The Rusty Bike Café, 23 High St. 02 6027 1108. Sun, Mon, Thu 7.30am-2pm; Fri 7.30am-9pm; Sat 7.30am-3pm.
Beechworth Bakery Yackandandah, 20 High St. 1300 233 784. Daily 7.30am-6pm.
Some travellers are well acquainted with the assistance a visitor centre can bring. Others (yep, I’m looking at you Google Maps generation) wouldn’t give them the time of day. Good folks, you’re going to want to give the Yack Visitor Information Centre the time of day and night, predominantly because of the Yackandandah Guided Town Walk run by the gregarious Rod Millichamp. If there’s a more ridiculously entertaining town tour in Australia, we don’t want to know about it because Millichamp’s hyperbolic (but still historically accurate) tour is a truly terrific way to connect with the town (expect to be introduced to every local who passes by).

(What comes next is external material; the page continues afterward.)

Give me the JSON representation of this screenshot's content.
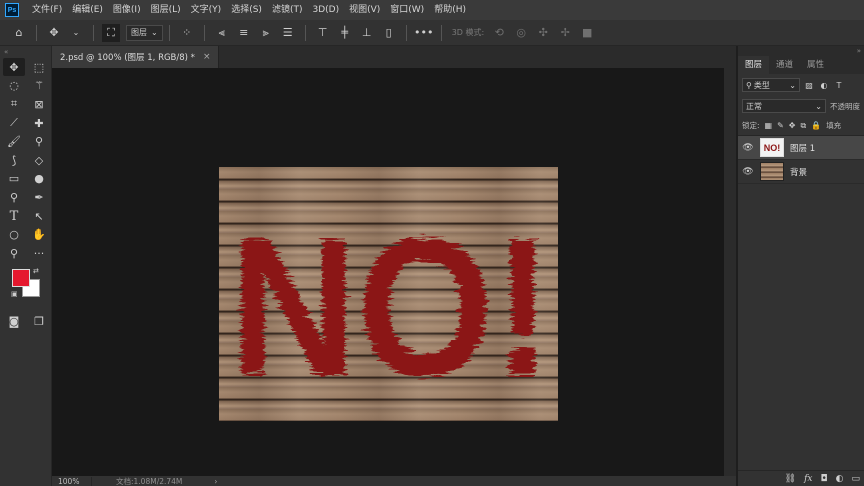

Yackandandah Visitor Information Centre, 37 High St. 02 6027 1988. Yackandandah Guided Town Walk runs by request Wed-Fri and by appointment Sat, Sun.
Every country town worth its salt has a pie shop. In Yack, that shop is Gum Tree Pies. The golden pastries here are all killer, no filler with wife and husband team Melinda and Sebastian Nedziak having won medals for their pies. It’s not hard to see why once you’ve taken your first bite and tasted the thick chunks of steak and rich gravy within. All the classic flavours are there, as well as a few more adventurous creations like lamb and mint jelly, and Panang curry pumpkin. Hot tip: save room for dessert, Gum Tree Pies also serve some seriously good cakes and slices.

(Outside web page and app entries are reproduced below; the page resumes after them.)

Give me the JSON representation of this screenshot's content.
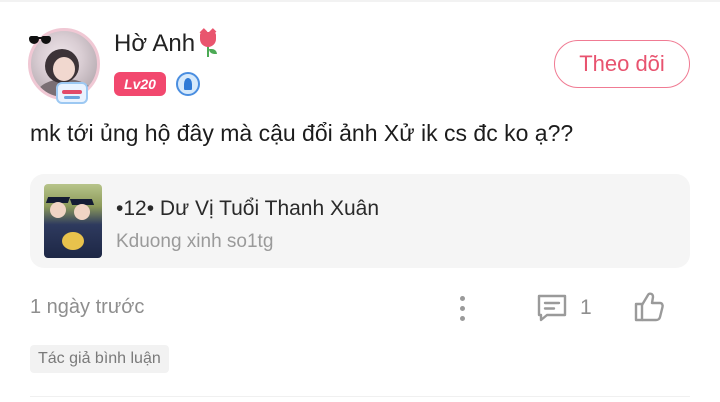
{
  "user": {
    "name": "Hờ Anh",
    "name_emoji_icon": "tulip-icon",
    "level": "Lv20",
    "level_color": "#f2486e",
    "badge_icon": "pen-badge-icon"
  },
  "follow": {
    "label": "Theo dõi",
    "color": "#e8536f"
  },
  "comment": {
    "text": "mk tới ủng hộ đây mà cậu đổi ảnh Xử ik cs đc ko ạ??"
  },
  "linked_post": {
    "title": "•12• Dư Vị Tuổi Thanh Xuân",
    "author": "Kduong xinh so1tg"
  },
  "footer": {
    "timestamp": "1 ngày trước",
    "more_icon": "more-vertical-icon",
    "reply_icon": "comment-icon",
    "reply_count": "1",
    "like_icon": "thumbs-up-icon",
    "author_reply_tag": "Tác giả bình luận"
  }
}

Gum Tree Pies, 11 High St. 02 6027 1233. Daily 9am-4pm.
The immaculate white athenaeum in Yackandandah is home to contemporary artist Charles Sluga who uses the building as a gallery. Sluga creates vibrant watercolour paintings depicting everything from abstract waves to cityscapes. Not into art? There are some quirky shops to browse in town including 7th Pocket, a beautifully renovated milkbar that now sells purely Australian designed and ethical products including fashion, homewares and accessories.
This part of Victoria is not wanting for old mining tunnels, but Yackandandah is special. It’s home to Karrs Reef Gold Mine, a 150 metre-long gold mining tunnel carved out meticulously by Cornish tin miners in the late 19th century. Led by Jasper Kerr, these miners used their knowledge of tin mining to trace Yackandandah’s alluvial gold back up to its source in the hills and then pinpoint the exact quartz reef it stemmed from. The only way to visit the mine is with the mine’s owner (and friendly tour operator) Greg Porter.
Bookings can be made at the Yackandandah Visitor Information Centre.
The streets of Yackandandah used to be lined with pubs; these days there are only two left, one of which is the Star Hotel. The beer is cold, the schnitties hefty and the music live. There are more than 150 years of history living within the hotel’s walls – and a resident possum living outside of them (keep a keen eye on your food). Chef and co-owner Matt Frauenfelder puts a southern American-meets-Aussie-barbecue twist on the menu and even smokes his own meats in hand-made smokers. A schooner from the local Two Pots Brewery Company is almost mandatory.
The Star Hotel, 30 High St. 02 6027 1493. Daily 11am-late.
Leave your preconceptions about motels at the door. The Yackandandah Motor Inn is a boutique motel that’s spacious, modern and filled with colour. Inside the motel’s eight rooms you’ll find a kitchenette, a queen or twin beds, a smart TV, a choice of pillows, aircon and an all-important super speedy, 100 per cent free wifi connection (for when you want to upload your holiday snaps). Find the motel smack bang in the middle of Yackandandah’s main street.
Yackandandah Motor Inn, 18 High St. 02 6027 1155.